Arts & Entertainment, Sports

Picking Splinters: Gimme The Good Stuff

Sometimes I just think the world of sports is messed up.

I’m not just talking about the illogical stuff — like the Orioles firing manager Sam Perlozzo only to temporarily replace him with bullpen coach Dave Trembley. This when the bullpen perhaps has failed the team worst of all en route to a record of 29-40 heading into Tuesday.

I’m not just talking about the unusually odd either — like when Redskins’ top draft choice LaRon Landry missed time at last week’s minicamp after he was shot in the groin by a teammate during a “team-building” game of paintball.

I’m talking about strip club shootings. I’m talking about dog fighting. I’m talking about cheaters and drug users and intoxicated drivers.

Forget those first items about Trembley and Landry. Those are just bizarre, like an episode of “Jerry Springer” during sweeps week … or any week. This other stuff is the sort that makes it onto “America’s Most Wanted.” And it’s this felony-caliber material that has comprised most of the big sports headlines of late.

Maybe this is another instance of my semi-regular residency in the Ivory Tower of sports journalism, but this streak has me wondering — Is this news the best we’ve got?

It’s not that Michael Vick’s dogfighting dacha isn’t news, but do we really need to follow it so closely? Let’s think outside of convention for a second.

It’s no secret that people crave bad news. We like the rich and famous, but not nearly as much as when they fall on their faces. If it bleeds, it leads for a reason. Namely because readers buy it. The paparazzi wouldn’t stalk celebs if consumers didn’t suck up their dirt in the supermarket checkout line. And the sports media is following suit. You only have to look at a segment on ESPN devoted to Paris Hilton’s return to prison to see that.

It feels like the bar is getting lower and lower and rather than question the trend, everyone is doing the limbo to try to get under it.

But what if we forgot about the villains every once and a while and focused on the heroes a little more. What if we put a hold on the head cases and rolled more role models. Role models like Jason Simmons of the Houston Texans.

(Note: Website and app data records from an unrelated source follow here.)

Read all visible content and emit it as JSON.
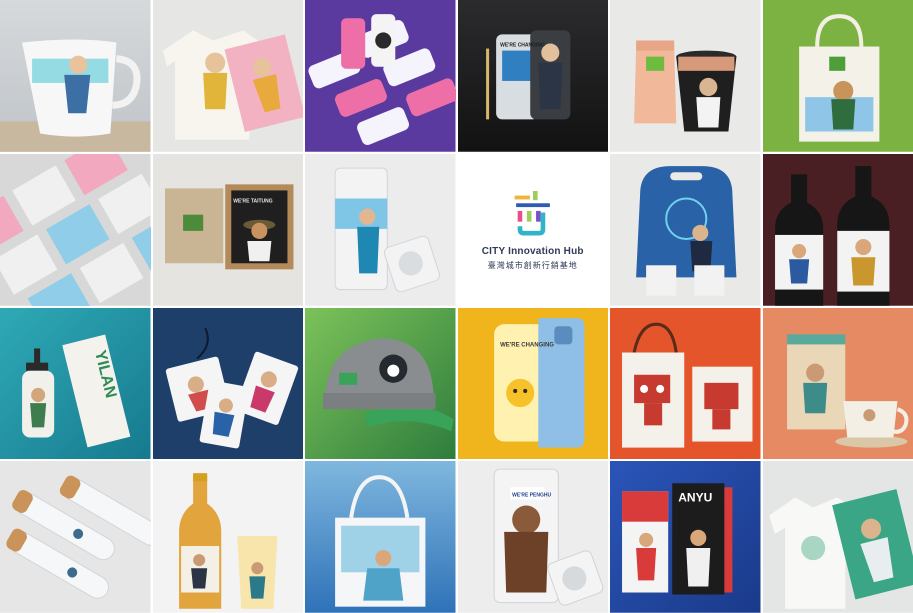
{
  "collage": {
    "center_logo": {
      "title": "CITY Innovation Hub",
      "subtitle": "臺灣城市創新行銷基地"
    },
    "tags": {
      "were_changing": "WE'RE CHANGING",
      "were_taitung": "WE'RE TAITUNG",
      "were_penghu": "WE'RE PENGHU",
      "anyu": "ANYU",
      "yilan": "YILAN"
    },
    "colors": {
      "purple": "#5b3aa0",
      "green": "#7cb241",
      "teal": "#1f8fa0",
      "navy": "#1e3f6a",
      "yellow": "#f0b51c",
      "orange": "#e4552b",
      "coral": "#e68a63",
      "wine": "#4a1f24"
    }
  }
}
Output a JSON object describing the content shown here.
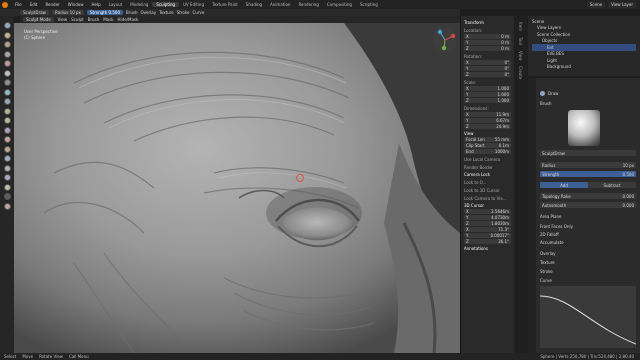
{
  "menubar": {
    "items": [
      "File",
      "Edit",
      "Render",
      "Window",
      "Help"
    ],
    "workspaces": [
      "Layout",
      "Modeling",
      "Sculpting",
      "UV Editing",
      "Texture Paint",
      "Shading",
      "Animation",
      "Rendering",
      "Compositing",
      "Scripting"
    ],
    "scene": "Scene",
    "view_layer": "View Layer"
  },
  "tool_header": {
    "brush_name": "SculptDraw",
    "radius_label": "Radius",
    "radius_value": "10 px",
    "strength_label": "Strength",
    "strength_value": "0.500",
    "menus": [
      "Brush",
      "Overlay",
      "Texture",
      "Stroke",
      "Curve"
    ]
  },
  "view_header": {
    "mode": "Sculpt Mode",
    "menus": [
      "View",
      "Sculpt",
      "Brush",
      "Mask",
      "Hide/Mask"
    ]
  },
  "viewport_info": {
    "line1": "User Perspective",
    "line2": "(1) Sphere"
  },
  "npanel": {
    "transform": "Transform",
    "location": "Location:",
    "rotation": "Rotation:",
    "scale": "Scale:",
    "dimensions": "Dimensions:",
    "x": "X",
    "y": "Y",
    "z": "Z",
    "loc": [
      "0 m",
      "0 m",
      "0 m"
    ],
    "rot": [
      "0°",
      "0°",
      "0°"
    ],
    "scl": [
      "1.000",
      "1.000",
      "1.000"
    ],
    "dim": [
      "11.9m",
      "6.67m",
      "24.9m"
    ],
    "view": "View",
    "focal": "Focal Len",
    "focal_val": "55 mm",
    "clip_start": "Clip Start",
    "clip_start_val": "0.1m",
    "clip_end": "End",
    "clip_end_val": "1000m",
    "local_camera": "Use Local Camera",
    "render_border": "Render Border",
    "camera_lock": "Camera Lock",
    "lock_to": "Lock to O...",
    "lock_cursor": "Lock to 3D Cursor",
    "lock_camera": "Lock Camera to Vie...",
    "cursor_3d": "3D Cursor",
    "cur_loc": [
      "2.5646m",
      "4.0730m",
      "1.8030m"
    ],
    "cur_rot": [
      "71.3°",
      "0.00017°",
      "36.1°"
    ],
    "annotations": "Annotations"
  },
  "side_tabs": [
    "Item",
    "Tool",
    "View",
    "Create"
  ],
  "outliner": {
    "items": [
      "Scene",
      "View Layers",
      "Scene Collection",
      "Objects",
      "Ent",
      "EVE.BES",
      "Light",
      "Background"
    ]
  },
  "properties": {
    "draw": "Draw",
    "brush": "Brush",
    "brush_name": "SculptDraw",
    "radius": "Radius",
    "radius_val": "10 px",
    "strength": "Strength",
    "strength_val": "0.500",
    "add": "Add",
    "subtract": "Subtract",
    "topology": "Topology Rake",
    "topology_val": "0.000",
    "autosmooth": "Autosmooth",
    "autosmooth_val": "0.000",
    "area_plane": "Area Plane",
    "front_faces": "Front Faces Only",
    "falloff": "2D Falloff",
    "accumulate": "Accumulate",
    "overlay": "Overlay",
    "texture": "Texture",
    "stroke": "Stroke",
    "curve": "Curve"
  },
  "statusbar": {
    "select": "Select",
    "move": "Move",
    "rotate": "Rotate View",
    "call_menu": "Call Menu",
    "stats": "Sphere | Verts:250,780 | Tris:524,480 | 2.80.40"
  }
}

When Ahman Green came over from the Packers to the Texans he wanted to “buy” the No. 30 jersey (Green’s lucky number with Green Bay) away from the veteran Simmons. Instead of asking for a Rolex, or a Range Rover or enough cash to “make it rain,” Simmons told Green to cough up a downpayment so a single-parent family could purchase a new home.

Yeah, that’s a great idea. And yeah, that’s a great story. Thank God that Sports Illustrated’s Rick Reilly, who is great at unearthing these sort of gems, took the time, and the ink, to share it.

I feel that the planet established long ago that the sports world is one of entertainment. It’s about exchanging money to watch athletes play games that we loved as children, and play them better than we could ever imagine. For saps like me, there are other elements of enjoyment in athletics: the thrill of victory, working with teammates towards a common goal, building character through competition, expounding anecdotes from games into anthologies of life lessons bearing a title prefixed by “Chicken Soup.” There is a value to stories like Reilly’s that I truly believe makes this world a better place … at least from up here on my ivory perch.

This other stuff — which I’ll summarize under the all-encompassing title of “The Bengals” — does this really even matter?

Can you name the last druggie whose dime-bag bust was covered on the six o’clock news? How about the last businessman in your city to get bagged on a DUI? I doubt it. But when you switch those names with star athletes, we lap it up. This is excitement for most people. This is entertainment. I, however, think we can do without it.

Hard news about killers and warlords and terrorists and presidential debates — that affects our lives and those of our families. That’s important. Sports are entertainment. They are a luxury. Here we can afford to look away from this stuff and onto something more worthwhile. So why don’t we?

If we cut back on the coverage of some of these celebrity criminals, what’s the worst that can happen? A bad week for someone’s fantasy football team? But if we shine the spotlight in a different direction, onto stories like that of Green and Simmons, then who knows what else we might find.